The Best Server CPUs part 2: the Intel "Nehalem" Xeon X5570by Johan De Gelas on March 30, 2009 3:00 PM EST
- Posted in
- IT Computing
The buyer's market approach: our newest testing methods
Astute readers have probably understood what we'll change in this newest server CPU evaluation, but we will let one of the professionals among our readers provide his excellent feedback on the question of improving our evaluations at it.anandtech.com:
"Increase your time horizon. Knowing the performance of the latest and greatest may be important, but most shops are sitting on stuff that's 2-3 years old. An important data point is how the new compares to the old. (Or to answer management's question: what does the additional money get us vs. what we have now? Why should we spend money to upgrade?)"
To help answer this question, we will include a 3 year old system in this review: a dual Dempsey system, which was introduced in the spring of 2006. The Dempsey or Xeon 5080 server might even be "too young", but as it is based on the "Blackford" chipset, it allows us to use the same FB-DIMMs as can be found in new Harpertown (Xeon 54xx) systems. That is important as most of our tests require quite large amounts of memory.
A 3.73GHz Xeon 5080 Dempsey performed roughly equal to a 2.3GHz Xeon 51xx Woodcrest and 2.6GHz dual-core Opteron in SAP and TPC-C. That should give you a few points of comparison, even though none of them are very meaningful. After all, we are using this old reference system to find out if the newest CPU is 2, 5, or 10 times faster; a few percent or more does not matter in that case.
In our Shanghai review, we radically changed our benchmark methodology. Instead of throwing every software box we happen to have on the shelf and know very well at our servers, we decided that the "buyers" should dictate our benchmark mix. Basically, every software type that is really important should have at least one and preferably two representatives in the benchmark suite. In the table below, you will find an overview of the software types servers are bought for and the benchmarks you can find in this review. If you want more detail about each of these software packages, please refer to this page.
|Server Software Market||Importance||Benchmarks used|
|ERP, OLTP||10-14%||SAP SD 2-tier (Industry Standard benchmark)
Oracle Charbench (Free available benchmark)
Dell DVD Store (Open Source benchmark tool)
|Reporting, OLAP||10-17%||MS SQL Server (Real world + vApus)|
|Collaborative||14-18%||MS Exchange LoadGen (MS own load generator for MS Exchange)|

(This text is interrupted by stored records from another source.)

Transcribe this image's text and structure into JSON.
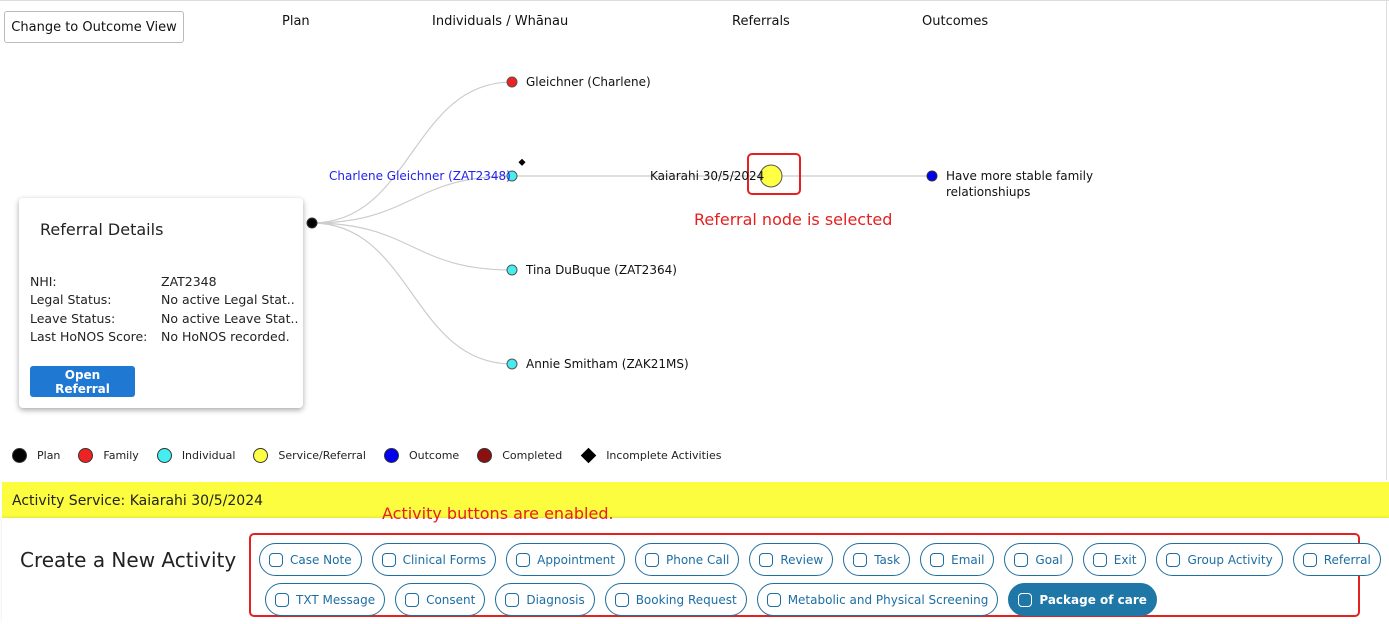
{
  "toolbar": {
    "toggle_label": "Change to Outcome View"
  },
  "columns": [
    "Plan",
    "Individuals / Whānau",
    "Referrals",
    "Outcomes"
  ],
  "tree": {
    "family": "Gleichner (Charlene)",
    "individual_selected": "Charlene Gleichner (ZAT2348)",
    "individual_2": "Tina DuBuque (ZAT2364)",
    "individual_3": "Annie Smitham (ZAK21MS)",
    "referral": "Kaiarahi 30/5/2024",
    "outcome_line1": "Have more stable family",
    "outcome_line2": "relationshiups"
  },
  "annotations": {
    "referral_selected": "Referral node is selected",
    "buttons_enabled": "Activity buttons are enabled."
  },
  "card": {
    "title": "Referral Details",
    "rows": [
      {
        "label": "NHI:",
        "value": "ZAT2348"
      },
      {
        "label": "Legal Status:",
        "value": "No active Legal Stat.."
      },
      {
        "label": "Leave Status:",
        "value": "No active Leave Stat.."
      },
      {
        "label": "Last HoNOS Score:",
        "value": "No HoNOS recorded."
      }
    ],
    "button": "Open Referral"
  },
  "legend": [
    {
      "label": "Plan",
      "color": "#000000"
    },
    {
      "label": "Family",
      "color": "#ee2222"
    },
    {
      "label": "Individual",
      "color": "#44eeee"
    },
    {
      "label": "Service/Referral",
      "color": "#ffff44"
    },
    {
      "label": "Outcome",
      "color": "#0000ee"
    },
    {
      "label": "Completed",
      "color": "#8b1010"
    },
    {
      "label": "Incomplete Activities",
      "shape": "diamond"
    }
  ],
  "activity_service": "Activity Service: Kaiarahi 30/5/2024",
  "create_title": "Create a New Activity",
  "buttons_row1": [
    {
      "label": "Case Note",
      "icon": "note-icon"
    },
    {
      "label": "Clinical Forms",
      "icon": "clipboard-icon"
    },
    {
      "label": "Appointment",
      "icon": "calendar-clock-icon"
    },
    {
      "label": "Phone Call",
      "icon": "phone-icon"
    },
    {
      "label": "Review",
      "icon": "document-search-icon"
    },
    {
      "label": "Task",
      "icon": "task-list-icon"
    },
    {
      "label": "Email",
      "icon": "mail-icon"
    },
    {
      "label": "Goal",
      "icon": "ribbon-icon"
    },
    {
      "label": "Exit",
      "icon": "arrow-left-circle-icon"
    },
    {
      "label": "Group Activity",
      "icon": "people-group-icon"
    },
    {
      "label": "Referral",
      "icon": "person-add-icon"
    }
  ],
  "buttons_row2": [
    {
      "label": "TXT Message",
      "icon": "chat-icon"
    },
    {
      "label": "Consent",
      "icon": "thumbs-up-icon"
    },
    {
      "label": "Diagnosis",
      "icon": "stethoscope-icon"
    },
    {
      "label": "Booking Request",
      "icon": "calendar-clock-icon"
    },
    {
      "label": "Metabolic and Physical Screening",
      "icon": "heart-pulse-icon"
    },
    {
      "label": "Package of care",
      "icon": "box-icon",
      "active": true
    }
  ]
}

|Software Dev.||7%||Not yet|
|e-mail, DC, file/print||32-37%||MS Exchange LoadGen|
|Web||10-14%||MCS eFMS (Real World + vApus)|
|HPC||4-6%||LS-DYNA, LINPACK (Industry Standard)|
|Other||2%?||3DSMax (Our own bench)|
|Virtualization||33-50%||VMmark (Industry standard)
vApus test (in a later review)
The combination of an older reference system and real world benchmarks that closely match the software that servers are bought for should offer you a new and better way of comparing server CPUs. We complement our own benchmarks with the more reliable industry standard benchmarks (SAP, VMmark) to reach this goal.
A look inside the lab
We had two weeks to test Nehalem, and tests like the exchange tests and the OLTP tests take more than half a day to set up and perform - not to mention that it sometimes takes months to master them. Understanding how to properly configure a mail server like Exchange is completely different from configuring a database server. It is clear that our testing is now clearly beyond what one person needs to know to perform all these tests. I would like to thank my colleagues at the Sizing Servers Lab for helping to perform all this complicated testing: Tijl Deneut, Liz Van Dijk, Thomas Hofkens, Joeri Solie, and Hannes Fostie. The Sizing Servers Lab is part of Howest, which is part of the Ghent University in Belgium. The most popular parts of our research are published here at it.anandtech.com.
Liz proudly showing that she was first to get the MS SQL Server testing done. Notice the missing parts: the Shanghai at 2.9GHz (still in the air) and the Linux Oracle OLTP test that we are still trying to get right.
The SQL Server and website testing was performed with vApus, or "Virtual Application Unique Stress testing" tool. This tool took our team led by Dieter Vandroemme two years of research and programming, but it was well worth it. It allows us to stress test real world databases, websites, and other applications with the real logs that applications produce. vApus simulates the behavior not just by replaying the logs, but by intelligently choosing the actions that real users would perform using the different statistical distributions.
You can see vApus in action in the picture above. Note that the errors are time-outs. For each selection of concurrent users we see the number of responses and the average response time. It is possible to dig deeper to examine the response time of each individual action. An action is one or more queries (Databases) or a number of URLs that for example are necessary to open one webpage.
The reason why we feel that it is important to use real world applications of lesser-known companies is that these kind of benchmarks are impossible to optimize for. Manufacturers sometimes include special optimizations in their JVM, compilers, and other developer tools with the sole purpose of gaining a few points in well-known benchmarks. These benchmarks allows us to perform a real world sanity check.